Story Source:

The above story is based on materials provided by American Physical Society. Note: Materials may be edited for content and length.


Cite This Page:

American Physical Society. "Spotting evidence of directed percolation." ScienceDaily. ScienceDaily, 20 November 2009. <www.sciencedaily.com/releases/2009/11/091117124013.htm>.
American Physical Society. (2009, November 20). Spotting evidence of directed percolation. ScienceDaily. Retrieved September 15, 2014 from www.sciencedaily.com/releases/2009/11/091117124013.htm
American Physical Society. "Spotting evidence of directed percolation." ScienceDaily. www.sciencedaily.com/releases/2009/11/091117124013.htm (accessed September 15, 2014).

Share This



More Earth & Climate News

Monday, September 15, 2014

Featured Research

from universities, journals, and other organizations


Featured Videos

from AP, Reuters, AFP, and other news services

Conservationists Face Uphill PR Battle With New Shark Rules

Conservationists Face Uphill PR Battle With New Shark Rules

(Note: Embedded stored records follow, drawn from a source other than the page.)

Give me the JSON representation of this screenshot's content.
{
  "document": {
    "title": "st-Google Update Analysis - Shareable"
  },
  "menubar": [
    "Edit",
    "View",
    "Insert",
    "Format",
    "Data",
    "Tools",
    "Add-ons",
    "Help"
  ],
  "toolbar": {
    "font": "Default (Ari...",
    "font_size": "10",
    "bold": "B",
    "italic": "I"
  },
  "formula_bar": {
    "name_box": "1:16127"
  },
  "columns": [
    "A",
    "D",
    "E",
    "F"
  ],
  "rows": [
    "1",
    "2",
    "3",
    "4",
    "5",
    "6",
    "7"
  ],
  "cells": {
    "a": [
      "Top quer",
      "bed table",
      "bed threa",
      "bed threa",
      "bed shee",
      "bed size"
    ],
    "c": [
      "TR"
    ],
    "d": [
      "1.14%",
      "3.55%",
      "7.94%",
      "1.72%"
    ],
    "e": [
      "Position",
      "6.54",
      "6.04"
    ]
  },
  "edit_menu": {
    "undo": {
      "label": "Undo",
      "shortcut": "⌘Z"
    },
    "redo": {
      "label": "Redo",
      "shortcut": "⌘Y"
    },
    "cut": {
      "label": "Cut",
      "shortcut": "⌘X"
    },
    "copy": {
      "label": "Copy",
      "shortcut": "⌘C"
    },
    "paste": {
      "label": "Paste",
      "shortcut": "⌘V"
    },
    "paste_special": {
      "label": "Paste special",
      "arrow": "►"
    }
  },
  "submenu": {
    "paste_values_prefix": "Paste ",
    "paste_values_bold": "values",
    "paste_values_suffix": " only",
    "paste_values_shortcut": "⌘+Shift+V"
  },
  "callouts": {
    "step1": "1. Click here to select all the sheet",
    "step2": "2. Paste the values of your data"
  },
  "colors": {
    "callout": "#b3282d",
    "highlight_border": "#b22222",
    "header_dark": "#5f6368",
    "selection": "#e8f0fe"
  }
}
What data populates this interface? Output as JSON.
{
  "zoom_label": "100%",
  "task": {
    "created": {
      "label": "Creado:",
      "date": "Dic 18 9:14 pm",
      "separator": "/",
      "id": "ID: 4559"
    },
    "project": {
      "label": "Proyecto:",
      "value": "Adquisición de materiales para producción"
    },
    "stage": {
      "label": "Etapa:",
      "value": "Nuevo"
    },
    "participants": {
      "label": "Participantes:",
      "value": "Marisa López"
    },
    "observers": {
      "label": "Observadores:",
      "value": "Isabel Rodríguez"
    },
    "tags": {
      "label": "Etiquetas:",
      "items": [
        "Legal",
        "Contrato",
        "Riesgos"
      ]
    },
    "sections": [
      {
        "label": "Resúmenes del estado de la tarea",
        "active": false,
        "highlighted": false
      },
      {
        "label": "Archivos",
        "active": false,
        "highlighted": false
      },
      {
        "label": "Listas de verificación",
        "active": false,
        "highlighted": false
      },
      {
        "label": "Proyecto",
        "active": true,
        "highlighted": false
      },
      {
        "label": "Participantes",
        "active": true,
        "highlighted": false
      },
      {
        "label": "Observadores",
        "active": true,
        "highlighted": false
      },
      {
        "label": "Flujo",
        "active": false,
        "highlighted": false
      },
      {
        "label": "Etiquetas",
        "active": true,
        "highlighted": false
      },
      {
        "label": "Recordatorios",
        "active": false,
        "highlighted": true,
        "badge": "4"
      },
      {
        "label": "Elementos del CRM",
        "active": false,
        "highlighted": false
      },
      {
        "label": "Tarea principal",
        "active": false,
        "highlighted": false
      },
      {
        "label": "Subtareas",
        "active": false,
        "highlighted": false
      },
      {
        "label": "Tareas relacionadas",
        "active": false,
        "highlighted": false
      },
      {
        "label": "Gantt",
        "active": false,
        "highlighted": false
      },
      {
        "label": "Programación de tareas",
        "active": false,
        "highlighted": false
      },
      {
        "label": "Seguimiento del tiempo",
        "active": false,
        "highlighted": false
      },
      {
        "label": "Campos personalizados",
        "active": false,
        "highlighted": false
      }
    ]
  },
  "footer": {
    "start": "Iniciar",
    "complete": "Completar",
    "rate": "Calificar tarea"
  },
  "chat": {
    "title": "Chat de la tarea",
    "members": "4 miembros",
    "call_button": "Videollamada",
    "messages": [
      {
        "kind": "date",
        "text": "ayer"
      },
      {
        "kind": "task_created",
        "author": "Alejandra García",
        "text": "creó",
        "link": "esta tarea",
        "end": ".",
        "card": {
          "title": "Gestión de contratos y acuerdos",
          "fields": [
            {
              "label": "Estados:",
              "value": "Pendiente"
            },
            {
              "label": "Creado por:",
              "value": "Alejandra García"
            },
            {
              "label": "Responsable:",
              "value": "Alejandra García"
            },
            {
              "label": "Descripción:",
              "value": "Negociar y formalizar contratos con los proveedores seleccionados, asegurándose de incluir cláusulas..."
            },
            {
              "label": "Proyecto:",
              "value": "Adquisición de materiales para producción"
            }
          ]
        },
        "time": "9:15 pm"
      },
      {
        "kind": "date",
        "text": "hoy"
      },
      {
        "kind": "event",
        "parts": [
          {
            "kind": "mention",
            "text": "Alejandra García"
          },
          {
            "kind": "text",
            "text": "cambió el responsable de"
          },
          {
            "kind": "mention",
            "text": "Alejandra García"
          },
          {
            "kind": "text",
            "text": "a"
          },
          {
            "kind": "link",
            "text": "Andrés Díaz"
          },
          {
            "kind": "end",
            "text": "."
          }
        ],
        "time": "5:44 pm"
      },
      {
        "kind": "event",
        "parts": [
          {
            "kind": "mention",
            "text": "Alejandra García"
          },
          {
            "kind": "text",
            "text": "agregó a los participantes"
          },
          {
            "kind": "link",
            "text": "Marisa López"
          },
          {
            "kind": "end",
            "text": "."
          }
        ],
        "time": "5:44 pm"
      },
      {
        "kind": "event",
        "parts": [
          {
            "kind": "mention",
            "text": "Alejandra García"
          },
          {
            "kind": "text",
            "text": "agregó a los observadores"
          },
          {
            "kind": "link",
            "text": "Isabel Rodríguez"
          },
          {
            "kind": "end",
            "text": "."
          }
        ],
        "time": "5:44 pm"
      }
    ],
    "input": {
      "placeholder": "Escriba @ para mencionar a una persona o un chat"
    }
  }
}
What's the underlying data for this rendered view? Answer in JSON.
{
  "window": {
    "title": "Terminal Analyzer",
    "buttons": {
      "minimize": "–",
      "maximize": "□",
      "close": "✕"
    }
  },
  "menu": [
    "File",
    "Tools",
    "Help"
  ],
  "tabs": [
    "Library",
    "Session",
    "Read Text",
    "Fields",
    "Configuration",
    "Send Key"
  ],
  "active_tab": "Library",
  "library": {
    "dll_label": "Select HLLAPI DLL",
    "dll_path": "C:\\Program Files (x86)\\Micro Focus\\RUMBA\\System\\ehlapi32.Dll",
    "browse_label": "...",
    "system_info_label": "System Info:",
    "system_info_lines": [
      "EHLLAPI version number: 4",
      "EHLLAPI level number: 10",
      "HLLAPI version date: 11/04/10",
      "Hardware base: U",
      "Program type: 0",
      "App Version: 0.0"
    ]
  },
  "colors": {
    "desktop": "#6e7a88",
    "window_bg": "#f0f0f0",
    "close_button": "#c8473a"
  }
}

Newsy (Sep. 14, 2014) — New conservation measures for shark fishing face an uphill PR battle in the fight to slow shark extinction. Video provided by Newsy
Powered by NewsLook.com
Pakistan's 'killer Mountain' Fails to Draw Tourists After Attack

Pakistan's 'killer Mountain' Fails to Draw Tourists After Attack

AFP (Sep. 12, 2014) — In June 2013, 10 foreign mountaineers and their guide were murdered on Nanga Parbat, an iconic peak that stands at 8,126m tall in northern Pakisan. Duration: 02:34 Video provided by AFP
Powered by NewsLook.com
Solar Storm To Hit This Weekend, Scientists Not Worried

Solar Storm To Hit This Weekend, Scientists Not Worried

Newsy (Sep. 11, 2014) — Two solar flares which erupted in our direction this week will arrive this weekend. The resulting solar storm will be powerful but not dangerous. Video provided by Newsy
Powered by NewsLook.com
The Ozone Layer Is Recovering, But It's Not All Good News

The Ozone Layer Is Recovering, But It's Not All Good News

Newsy (Sep. 11, 2014) — The Ozone layer is recovering thickness! Hooray! But in helping its recovery, we may have also helped put more greenhouse gases out there. Hooray? Video provided by Newsy
Powered by NewsLook.com

Search ScienceDaily

Number of stories in archives: 140,361

Find with keyword(s):
 
Enter a keyword or phrase to search ScienceDaily for related topics and research stories.

Save/Print:
Share:  

Breaking News:
from the past week

In Other News

... from NewsDaily.com

Science News

Health News

Environment News

    Technology News



    Save/Print:
    Share:  

    Free Subscriptions


    Get the latest science news with ScienceDaily's free email newsletters, updated daily and weekly. Or view hourly updated newsfeeds in your RSS reader:

    Get Social & Mobile


    Keep up to date with the latest news from ScienceDaily via social networks and mobile apps:

    Have Feedback?


    Tell us what you think of ScienceDaily -- we welcome both positive and negative comments. Have any problems using the site? Questions?
    Mobile iPhone Android Web
    Follow Facebook Twitter Google+
    Subscribe RSS Feeds Email Newsletters
    Latest Headlines Health & Medicine Mind & Brain Space & Time Matter & Energy Computers & Math Plants & Animals Earth & Climate Fossils & Ruins